# EXERCISE PROMPT
Print out the full listing exactly as it reads.

[STORED DATA Boundary: Start]

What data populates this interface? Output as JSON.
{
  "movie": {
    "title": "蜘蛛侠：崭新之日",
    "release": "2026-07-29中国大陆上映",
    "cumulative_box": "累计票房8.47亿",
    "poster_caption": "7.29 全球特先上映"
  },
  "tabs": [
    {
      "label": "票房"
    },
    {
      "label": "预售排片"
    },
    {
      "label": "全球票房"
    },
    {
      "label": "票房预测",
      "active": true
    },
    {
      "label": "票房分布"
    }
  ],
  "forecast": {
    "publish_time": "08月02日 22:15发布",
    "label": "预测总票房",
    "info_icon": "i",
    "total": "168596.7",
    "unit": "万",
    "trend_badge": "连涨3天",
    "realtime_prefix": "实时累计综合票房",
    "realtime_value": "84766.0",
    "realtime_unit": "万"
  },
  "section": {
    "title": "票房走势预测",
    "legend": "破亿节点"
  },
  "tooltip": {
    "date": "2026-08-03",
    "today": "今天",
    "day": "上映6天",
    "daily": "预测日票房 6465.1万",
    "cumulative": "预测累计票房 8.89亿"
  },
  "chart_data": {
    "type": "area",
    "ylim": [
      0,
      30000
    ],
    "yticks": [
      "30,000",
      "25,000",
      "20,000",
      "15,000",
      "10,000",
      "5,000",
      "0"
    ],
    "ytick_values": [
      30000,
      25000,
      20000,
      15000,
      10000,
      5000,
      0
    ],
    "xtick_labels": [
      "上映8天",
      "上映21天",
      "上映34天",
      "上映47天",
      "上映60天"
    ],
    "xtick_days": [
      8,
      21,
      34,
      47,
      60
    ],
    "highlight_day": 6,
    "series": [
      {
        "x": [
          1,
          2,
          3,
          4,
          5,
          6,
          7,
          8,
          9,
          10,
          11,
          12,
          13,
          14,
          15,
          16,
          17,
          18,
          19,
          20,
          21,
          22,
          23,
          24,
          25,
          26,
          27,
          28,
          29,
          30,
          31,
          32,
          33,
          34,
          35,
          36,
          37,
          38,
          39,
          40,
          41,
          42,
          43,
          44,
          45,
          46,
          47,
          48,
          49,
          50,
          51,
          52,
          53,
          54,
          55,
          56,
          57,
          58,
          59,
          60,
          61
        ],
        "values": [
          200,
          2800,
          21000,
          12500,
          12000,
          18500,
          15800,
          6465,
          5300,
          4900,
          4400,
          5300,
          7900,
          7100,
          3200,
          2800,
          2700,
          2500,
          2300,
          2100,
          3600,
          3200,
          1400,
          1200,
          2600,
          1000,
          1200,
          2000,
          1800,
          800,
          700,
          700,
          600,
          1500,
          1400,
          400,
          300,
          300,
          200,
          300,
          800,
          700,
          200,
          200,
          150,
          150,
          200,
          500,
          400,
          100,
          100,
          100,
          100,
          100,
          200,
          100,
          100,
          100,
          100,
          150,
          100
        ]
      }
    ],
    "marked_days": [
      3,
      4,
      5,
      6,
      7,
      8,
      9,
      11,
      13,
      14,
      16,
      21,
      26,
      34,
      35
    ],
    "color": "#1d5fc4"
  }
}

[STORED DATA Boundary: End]

# ANSWER BOX
What data populates this interface? Output as JSON.
{
  "movie": {
    "title": "蜘蛛侠：崭新之日",
    "release": "2026-07-29中国大陆上映",
    "cumulative_box": "累计票房8.47亿",
    "poster_caption": "7.29 全球特先上映"
  },
  "tabs": [
    {
      "label": "票房"
    },
    {
      "label": "预售排片"
    },
    {
      "label": "全球票房"
    },
    {
      "label": "票房预测",
      "active": true
    },
    {
      "label": "票房分布"
    }
  ],
  "forecast": {
    "publish_time": "08月02日 22:15发布",
    "label": "预测总票房",
    "info_icon": "i",
    "total": "168596.7",
    "unit": "万",
    "trend_badge": "连涨3天",
    "realtime_prefix": "实时累计综合票房",
    "realtime_value": "84766.0",
    "realtime_unit": "万"
  },
  "section": {
    "title": "票房走势预测",
    "legend": "破亿节点"
  },
  "tooltip": {
    "date": "2026-08-03",
    "today": "今天",
    "day": "上映6天",
    "daily": "预测日票房 6465.1万",
    "cumulative": "预测累计票房 8.89亿"
  },
  "chart_data": {
    "type": "area",
    "ylim": [
      0,
      30000
    ],
    "yticks": [
      "30,000",
      "25,000",
      "20,000",
      "15,000",
      "10,000",
      "5,000",
      "0"
    ],
    "ytick_values": [
      30000,
      25000,
      20000,
      15000,
      10000,
      5000,
      0
    ],
    "xtick_labels": [
      "上映8天",
      "上映21天",
      "上映34天",
      "上映47天",
      "上映60天"
    ],
    "xtick_days": [
      8,
      21,
      34,
      47,
      60
    ],
    "highlight_day": 6,
    "series": [
      {
        "x": [
          1,
          2,
          3,
          4,
          5,
          6,
          7,
          8,
          9,
          10,
          11,
          12,
          13,
          14,
          15,
          16,
          17,
          18,
          19,
          20,
          21,
          22,
          23,
          24,
          25,
          26,
          27,
          28,
          29,
          30,
          31,
          32,
          33,
          34,
          35,
          36,
          37,
          38,
          39,
          40,
          41,
          42,
          43,
          44,
          45,
          46,
          47,
          48,
          49,
          50,
          51,
          52,
          53,
          54,
          55,
          56,
          57,
          58,
          59,
          60,
          61
        ],
        "values": [
          200,
          2800,
          21000,
          12500,
          12000,
          18500,
          15800,
          6465,
          5300,
          4900,
          4400,
          5300,
          7900,
          7100,
          3200,
          2800,
          2700,
          2500,
          2300,
          2100,
          3600,
          3200,
          1400,
          1200,
          2600,
          1000,
          1200,
          2000,
          1800,
          800,
          700,
          700,
          600,
          1500,
          1400,
          400,
          300,
          300,
          200,
          300,
          800,
          700,
          200,
          200,
          150,
          150,
          200,
          500,
          400,
          100,
          100,
          100,
          100,
          100,
          200,
          100,
          100,
          100,
          100,
          150,
          100
        ]
      }
    ],
    "marked_days": [
      3,
      4,
      5,
      6,
      7,
      8,
      9,
      11,
      13,
      14,
      16,
      21,
      26,
      34,
      35
    ],
    "color": "#1d5fc4"
  }
}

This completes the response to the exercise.